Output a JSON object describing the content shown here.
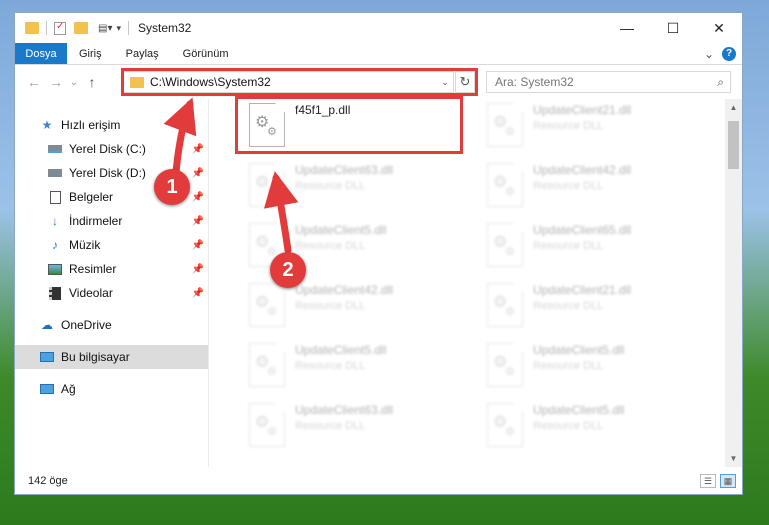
{
  "window": {
    "title": "System32",
    "controls": {
      "minimize": "—",
      "maximize": "☐",
      "close": "✕"
    }
  },
  "ribbon": {
    "tabs": [
      "Dosya",
      "Giriş",
      "Paylaş",
      "Görünüm"
    ],
    "expand": "⌄",
    "help": "?"
  },
  "navigation": {
    "back": "←",
    "forward": "→",
    "recent": "⌄",
    "up": "↑"
  },
  "address": {
    "path": "C:\\Windows\\System32",
    "dropdown": "⌄",
    "refresh": "↻"
  },
  "search": {
    "placeholder": "Ara: System32"
  },
  "nav_pane": {
    "quick_access": "Hızlı erişim",
    "pinned": [
      {
        "label": "Yerel Disk (C:)",
        "icon": "drive-icon"
      },
      {
        "label": "Yerel Disk (D:)",
        "icon": "drive-icon"
      },
      {
        "label": "Belgeler",
        "icon": "documents-icon"
      },
      {
        "label": "İndirmeler",
        "icon": "downloads-icon"
      },
      {
        "label": "Müzik",
        "icon": "music-icon"
      },
      {
        "label": "Resimler",
        "icon": "pictures-icon"
      },
      {
        "label": "Videolar",
        "icon": "videos-icon"
      }
    ],
    "onedrive": "OneDrive",
    "this_pc": "Bu bilgisayar",
    "network": "Ağ"
  },
  "files": {
    "highlighted": {
      "name": "f45f1_p.dll",
      "type": ""
    },
    "blurred": [
      {
        "name": "UpdateClient21.dll",
        "type": "Resource DLL"
      },
      {
        "name": "UpdateClient63.dll",
        "type": "Resource DLL"
      },
      {
        "name": "UpdateClient42.dll",
        "type": "Resource DLL"
      },
      {
        "name": "UpdateClient5.dll",
        "type": "Resource DLL"
      },
      {
        "name": "UpdateClient65.dll",
        "type": "Resource DLL"
      },
      {
        "name": "UpdateClient42.dll",
        "type": "Resource DLL"
      },
      {
        "name": "UpdateClient21.dll",
        "type": "Resource DLL"
      },
      {
        "name": "UpdateClient5.dll",
        "type": "Resource DLL"
      },
      {
        "name": "UpdateClient5.dll",
        "type": "Resource DLL"
      },
      {
        "name": "UpdateClient63.dll",
        "type": "Resource DLL"
      },
      {
        "name": "UpdateClient5.dll",
        "type": "Resource DLL"
      }
    ]
  },
  "status": {
    "count": "142 öge"
  },
  "callouts": [
    "1",
    "2"
  ],
  "colors": {
    "accent": "#1979ca",
    "highlight": "#e03c3c",
    "callout": "#e23b3b"
  }
}
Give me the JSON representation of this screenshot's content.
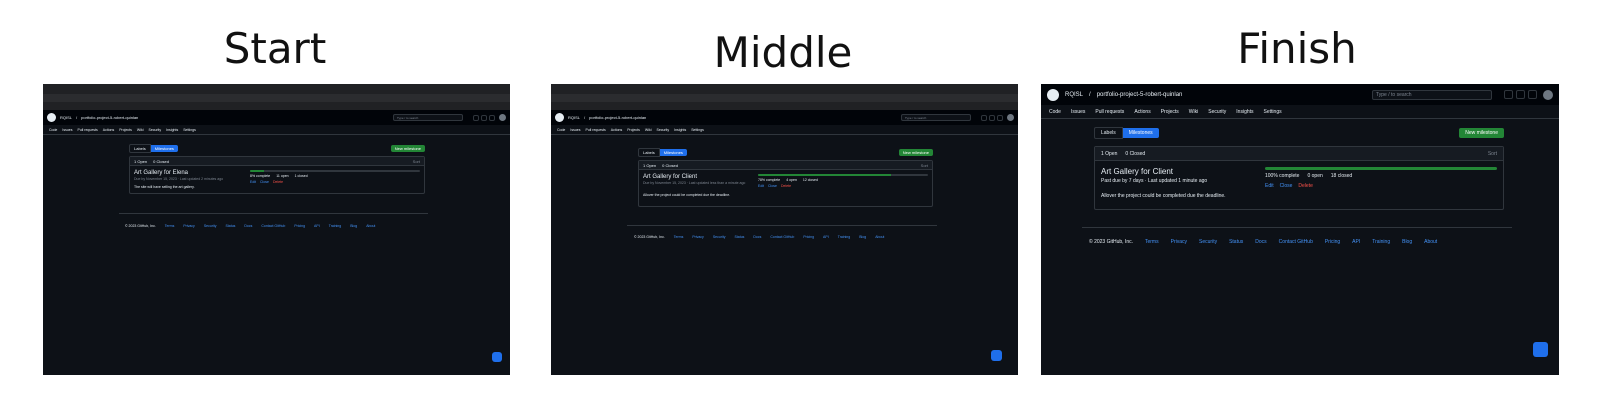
{
  "titles": {
    "start": "Start",
    "middle": "Middle",
    "finish": "Finish"
  },
  "repo": {
    "owner": "RQISL",
    "name": "portfolio-project-5-robert-quinlan"
  },
  "nav": [
    "Code",
    "Issues",
    "Pull requests",
    "Actions",
    "Projects",
    "Wiki",
    "Security",
    "Insights",
    "Settings"
  ],
  "search_placeholder": "Type / to search",
  "buttons": {
    "labels": "Labels",
    "milestones": "Milestones",
    "new_milestone": "New milestone"
  },
  "list_header": {
    "open": "1 Open",
    "closed": "0 Closed",
    "sort": "Sort"
  },
  "actions": {
    "edit": "Edit",
    "close": "Close",
    "delete": "Delete"
  },
  "footer": {
    "copyright": "© 2023 GitHub, Inc.",
    "links": [
      "Terms",
      "Privacy",
      "Security",
      "Status",
      "Docs",
      "Contact GitHub",
      "Pricing",
      "API",
      "Training",
      "Blog",
      "About"
    ]
  },
  "start": {
    "milestone": "Art Gallery for Elena",
    "meta": "Due by November 15, 2023 · Last updated 2 minutes ago",
    "desc": "The site will have selling the art gallery.",
    "progress": 0.08,
    "complete": "8% complete",
    "open": "11 open",
    "closed": "1 closed"
  },
  "middle": {
    "milestone": "Art Gallery for Client",
    "meta": "Due by November 15, 2023 · Last updated less than a minute ago",
    "desc": "Allover the project could be completed due the deadline.",
    "progress": 0.78,
    "complete": "78% complete",
    "open": "4 open",
    "closed": "12 closed"
  },
  "finish": {
    "milestone": "Art Gallery for Client",
    "meta": "Past due by 7 days · Last updated 1 minute ago",
    "desc": "Allover the project could be completed due the deadline.",
    "progress": 1.0,
    "complete": "100% complete",
    "open": "0 open",
    "closed": "18 closed"
  }
}
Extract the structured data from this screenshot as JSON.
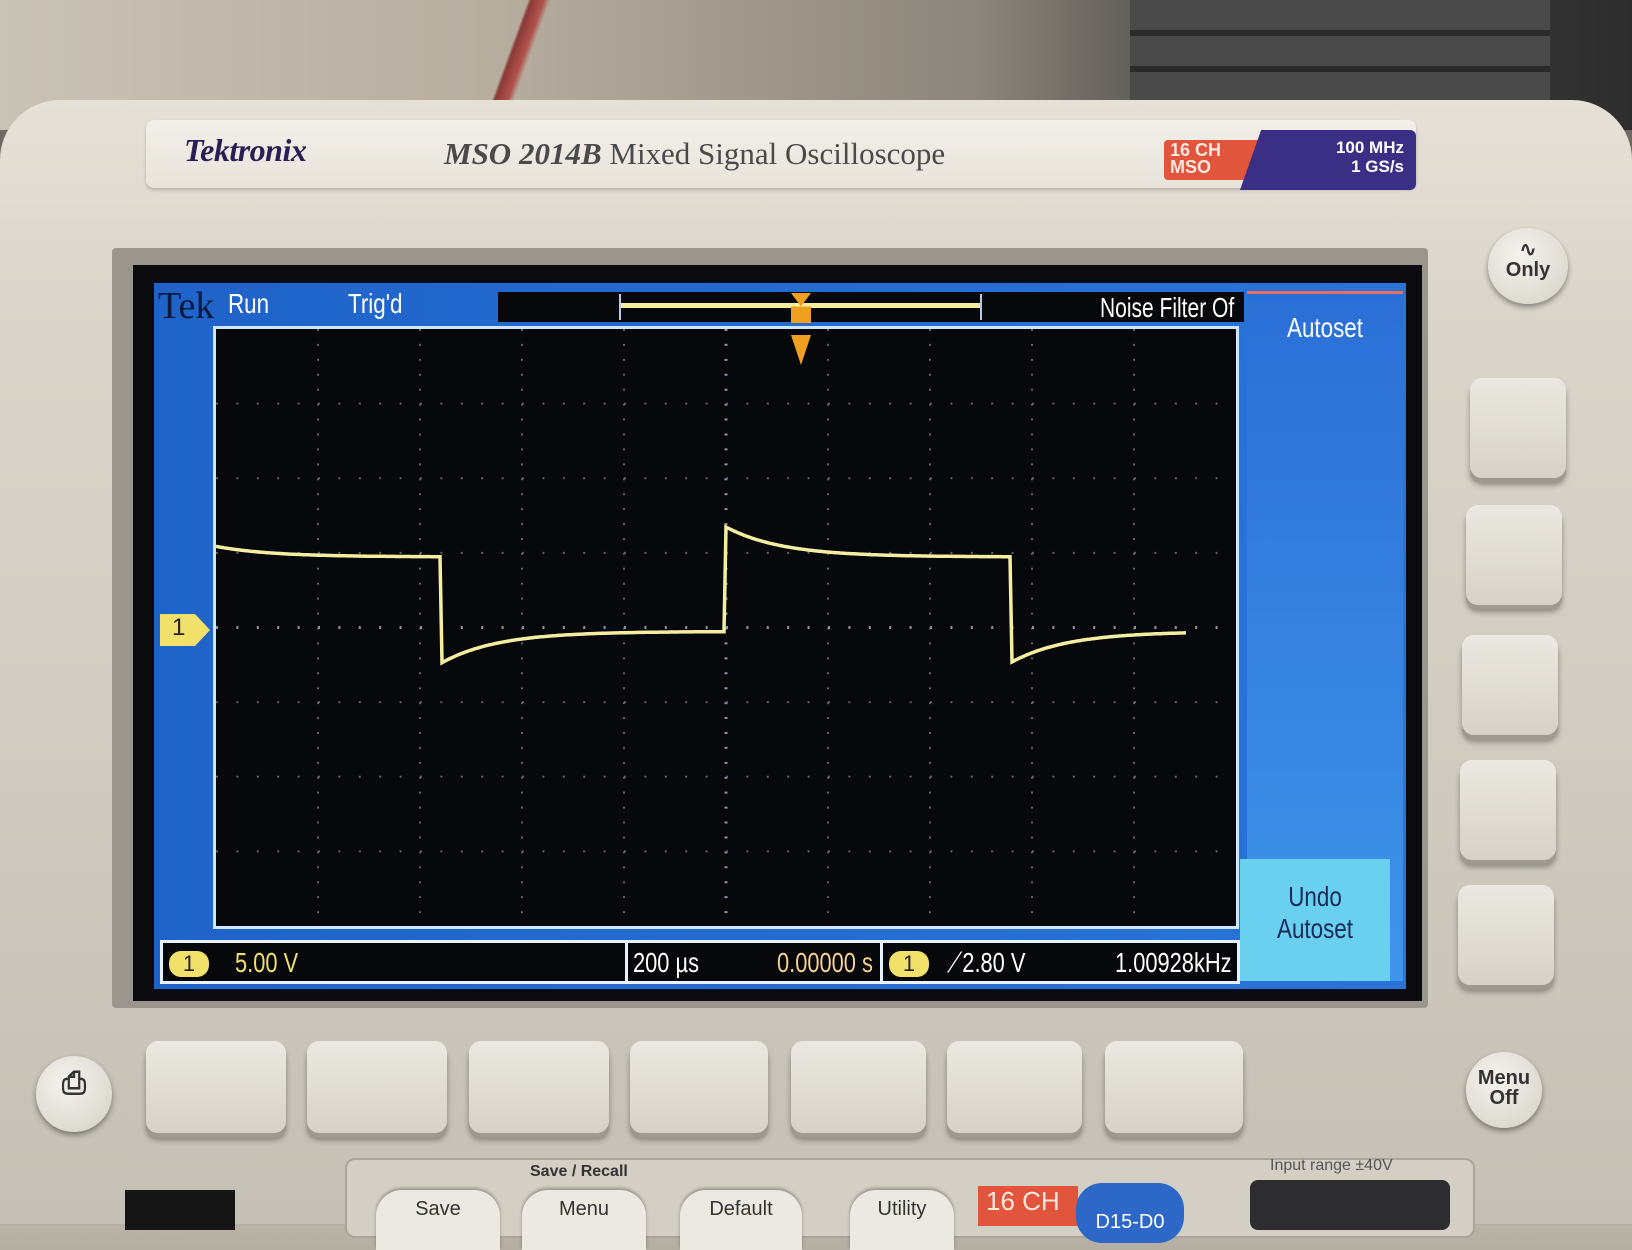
{
  "device": {
    "brand": "Tektronix",
    "model_number": "MSO 2014B",
    "model_desc": "Mixed Signal Oscilloscope",
    "badge_channels": [
      "16 CH",
      "MSO"
    ],
    "badge_specs": [
      "100 MHz",
      "1 GS/s"
    ]
  },
  "screen": {
    "top_bar": {
      "logo": "Tek",
      "run_state": "Run",
      "trigger_state": "Trig'd",
      "noise_filter": "Noise Filter Of"
    },
    "side_menu": {
      "autoset": "Autoset",
      "undo_line1": "Undo",
      "undo_line2": "Autoset"
    },
    "channel_marker": "1",
    "bottom_bar": {
      "ch_badge": "1",
      "volts_per_div": "5.00 V",
      "time_per_div": "200 µs",
      "trigger_position": "0.00000 s",
      "trigger_ch_badge": "1",
      "trigger_level": "2.80 V",
      "frequency": "1.00928kHz"
    },
    "colors": {
      "screen_blue": "#2a74d8",
      "trace": "#f3ef9e",
      "badge": "#f1e06a"
    }
  },
  "waveform": {
    "volts_per_div": 5,
    "us_per_div": 200,
    "high_v": 5,
    "low_v": 0,
    "overshoot_v": 2,
    "undershoot_v": -2.1,
    "tau_us": 110,
    "period_us": 1115,
    "rising_edge_us": 0,
    "falling_edge_us": -560
  },
  "front_panel": {
    "wave_only": "Only",
    "menu_off": [
      "Menu",
      "Off"
    ],
    "save_recall_label": "Save / Recall",
    "buttons": [
      "Save",
      "Menu",
      "Default",
      "Utility"
    ],
    "ch16_badge": "16 CH",
    "digital_button": "D15-D0",
    "input_range": "Input range ±40V"
  }
}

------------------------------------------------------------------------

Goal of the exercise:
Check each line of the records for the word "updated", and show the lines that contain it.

Solved problem:
    "meta": "Due by November 15, 2023 · Last updated 2 minutes ago",
    "meta": "Due by November 15, 2023 · Last updated less than a minute ago",
    "meta": "Past due by 7 days · Last updated 1 minute ago",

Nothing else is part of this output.